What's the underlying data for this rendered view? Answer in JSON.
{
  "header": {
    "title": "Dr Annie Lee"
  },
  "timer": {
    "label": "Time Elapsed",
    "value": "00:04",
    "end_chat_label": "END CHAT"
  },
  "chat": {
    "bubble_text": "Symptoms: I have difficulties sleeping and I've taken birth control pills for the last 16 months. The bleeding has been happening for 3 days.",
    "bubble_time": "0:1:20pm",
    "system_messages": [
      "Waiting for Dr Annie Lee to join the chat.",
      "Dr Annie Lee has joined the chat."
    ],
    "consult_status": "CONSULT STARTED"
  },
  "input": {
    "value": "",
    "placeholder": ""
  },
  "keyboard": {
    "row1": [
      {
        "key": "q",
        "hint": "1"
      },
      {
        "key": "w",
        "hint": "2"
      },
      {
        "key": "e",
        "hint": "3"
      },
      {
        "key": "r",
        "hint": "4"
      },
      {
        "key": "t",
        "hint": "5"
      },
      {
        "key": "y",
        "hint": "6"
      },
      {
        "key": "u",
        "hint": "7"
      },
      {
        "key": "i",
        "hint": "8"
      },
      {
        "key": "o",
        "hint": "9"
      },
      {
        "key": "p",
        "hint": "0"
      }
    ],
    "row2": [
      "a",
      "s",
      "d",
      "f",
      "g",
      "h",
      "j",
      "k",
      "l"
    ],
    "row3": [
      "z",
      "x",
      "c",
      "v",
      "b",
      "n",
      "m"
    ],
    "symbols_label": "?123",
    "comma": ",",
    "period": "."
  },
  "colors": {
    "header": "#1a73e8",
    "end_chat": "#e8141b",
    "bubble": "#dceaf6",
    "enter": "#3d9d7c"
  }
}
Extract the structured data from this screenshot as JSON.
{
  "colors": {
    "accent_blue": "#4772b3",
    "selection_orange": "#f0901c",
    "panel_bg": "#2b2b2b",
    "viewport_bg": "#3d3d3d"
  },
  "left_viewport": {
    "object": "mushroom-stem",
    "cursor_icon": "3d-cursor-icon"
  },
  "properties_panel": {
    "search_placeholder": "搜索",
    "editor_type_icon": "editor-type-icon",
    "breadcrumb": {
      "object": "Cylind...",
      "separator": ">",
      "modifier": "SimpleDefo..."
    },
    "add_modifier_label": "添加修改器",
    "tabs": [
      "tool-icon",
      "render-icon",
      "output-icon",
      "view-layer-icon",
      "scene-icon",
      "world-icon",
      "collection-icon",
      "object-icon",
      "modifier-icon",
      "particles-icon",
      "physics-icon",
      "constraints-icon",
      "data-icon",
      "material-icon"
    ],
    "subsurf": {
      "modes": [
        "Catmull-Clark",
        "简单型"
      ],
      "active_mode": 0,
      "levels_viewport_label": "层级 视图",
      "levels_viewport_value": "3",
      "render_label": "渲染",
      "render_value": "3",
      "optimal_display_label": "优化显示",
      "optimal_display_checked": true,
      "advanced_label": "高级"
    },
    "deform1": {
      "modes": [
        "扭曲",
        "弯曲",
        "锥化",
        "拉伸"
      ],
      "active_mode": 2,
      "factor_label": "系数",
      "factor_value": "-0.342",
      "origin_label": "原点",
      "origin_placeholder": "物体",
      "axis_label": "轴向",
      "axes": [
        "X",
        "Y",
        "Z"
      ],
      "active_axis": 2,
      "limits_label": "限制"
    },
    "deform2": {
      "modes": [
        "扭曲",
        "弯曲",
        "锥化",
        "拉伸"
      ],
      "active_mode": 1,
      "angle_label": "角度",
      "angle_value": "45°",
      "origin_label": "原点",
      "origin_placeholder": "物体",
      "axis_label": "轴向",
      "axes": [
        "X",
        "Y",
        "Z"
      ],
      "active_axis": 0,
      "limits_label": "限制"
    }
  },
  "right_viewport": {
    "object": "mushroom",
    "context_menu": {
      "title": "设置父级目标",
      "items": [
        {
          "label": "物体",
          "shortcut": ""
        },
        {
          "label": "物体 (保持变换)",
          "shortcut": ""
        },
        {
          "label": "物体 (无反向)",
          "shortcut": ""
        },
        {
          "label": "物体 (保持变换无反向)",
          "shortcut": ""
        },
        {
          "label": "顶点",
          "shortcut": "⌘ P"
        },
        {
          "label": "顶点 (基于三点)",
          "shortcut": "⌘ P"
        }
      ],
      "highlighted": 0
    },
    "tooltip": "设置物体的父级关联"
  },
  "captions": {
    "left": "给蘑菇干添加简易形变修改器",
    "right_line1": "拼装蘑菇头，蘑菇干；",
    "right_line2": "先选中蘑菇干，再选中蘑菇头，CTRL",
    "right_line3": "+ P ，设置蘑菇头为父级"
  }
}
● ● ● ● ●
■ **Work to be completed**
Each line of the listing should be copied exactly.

■ **Answer to the exercise**
What's the underlying data for this rendered view? Answer in JSON.
{
  "header": {
    "title": "Dr Annie Lee"
  },
  "timer": {
    "label": "Time Elapsed",
    "value": "00:04",
    "end_chat_label": "END CHAT"
  },
  "chat": {
    "bubble_text": "Symptoms: I have difficulties sleeping and I've taken birth control pills for the last 16 months. The bleeding has been happening for 3 days.",
    "bubble_time": "0:1:20pm",
    "system_messages": [
      "Waiting for Dr Annie Lee to join the chat.",
      "Dr Annie Lee has joined the chat."
    ],
    "consult_status": "CONSULT STARTED"
  },
  "input": {
    "value": "",
    "placeholder": ""
  },
  "keyboard": {
    "row1": [
      {
        "key": "q",
        "hint": "1"
      },
      {
        "key": "w",
        "hint": "2"
      },
      {
        "key": "e",
        "hint": "3"
      },
      {
        "key": "r",
        "hint": "4"
      },
      {
        "key": "t",
        "hint": "5"
      },
      {
        "key": "y",
        "hint": "6"
      },
      {
        "key": "u",
        "hint": "7"
      },
      {
        "key": "i",
        "hint": "8"
      },
      {
        "key": "o",
        "hint": "9"
      },
      {
        "key": "p",
        "hint": "0"
      }
    ],
    "row2": [
      "a",
      "s",
      "d",
      "f",
      "g",
      "h",
      "j",
      "k",
      "l"
    ],
    "row3": [
      "z",
      "x",
      "c",
      "v",
      "b",
      "n",
      "m"
    ],
    "symbols_label": "?123",
    "comma": ",",
    "period": "."
  },
  "colors": {
    "header": "#1a73e8",
    "end_chat": "#e8141b",
    "bubble": "#dceaf6",
    "enter": "#3d9d7c"
  }
}
Extract the structured data from this screenshot as JSON.
{
  "colors": {
    "accent_blue": "#4772b3",
    "selection_orange": "#f0901c",
    "panel_bg": "#2b2b2b",
    "viewport_bg": "#3d3d3d"
  },
  "left_viewport": {
    "object": "mushroom-stem",
    "cursor_icon": "3d-cursor-icon"
  },
  "properties_panel": {
    "search_placeholder": "搜索",
    "editor_type_icon": "editor-type-icon",
    "breadcrumb": {
      "object": "Cylind...",
      "separator": ">",
      "modifier": "SimpleDefo..."
    },
    "add_modifier_label": "添加修改器",
    "tabs": [
      "tool-icon",
      "render-icon",
      "output-icon",
      "view-layer-icon",
      "scene-icon",
      "world-icon",
      "collection-icon",
      "object-icon",
      "modifier-icon",
      "particles-icon",
      "physics-icon",
      "constraints-icon",
      "data-icon",
      "material-icon"
    ],
    "subsurf": {
      "modes": [
        "Catmull-Clark",
        "简单型"
      ],
      "active_mode": 0,
      "levels_viewport_label": "层级 视图",
      "levels_viewport_value": "3",
      "render_label": "渲染",
      "render_value": "3",
      "optimal_display_label": "优化显示",
      "optimal_display_checked": true,
      "advanced_label": "高级"
    },
    "deform1": {
      "modes": [
        "扭曲",
        "弯曲",
        "锥化",
        "拉伸"
      ],
      "active_mode": 2,
      "factor_label": "系数",
      "factor_value": "-0.342",
      "origin_label": "原点",
      "origin_placeholder": "物体",
      "axis_label": "轴向",
      "axes": [
        "X",
        "Y",
        "Z"
      ],
      "active_axis": 2,
      "limits_label": "限制"
    },
    "deform2": {
      "modes": [
        "扭曲",
        "弯曲",
        "锥化",
        "拉伸"
      ],
      "active_mode": 1,
      "angle_label": "角度",
      "angle_value": "45°",
      "origin_label": "原点",
      "origin_placeholder": "物体",
      "axis_label": "轴向",
      "axes": [
        "X",
        "Y",
        "Z"
      ],
      "active_axis": 0,
      "limits_label": "限制"
    }
  },
  "right_viewport": {
    "object": "mushroom",
    "context_menu": {
      "title": "设置父级目标",
      "items": [
        {
          "label": "物体",
          "shortcut": ""
        },
        {
          "label": "物体 (保持变换)",
          "shortcut": ""
        },
        {
          "label": "物体 (无反向)",
          "shortcut": ""
        },
        {
          "label": "物体 (保持变换无反向)",
          "shortcut": ""
        },
        {
          "label": "顶点",
          "shortcut": "⌘ P"
        },
        {
          "label": "顶点 (基于三点)",
          "shortcut": "⌘ P"
        }
      ],
      "highlighted": 0
    },
    "tooltip": "设置物体的父级关联"
  },
  "captions": {
    "left": "给蘑菇干添加简易形变修改器",
    "right_line1": "拼装蘑菇头，蘑菇干；",
    "right_line2": "先选中蘑菇干，再选中蘑菇头，CTRL",
    "right_line3": "+ P ，设置蘑菇头为父级"
  }
}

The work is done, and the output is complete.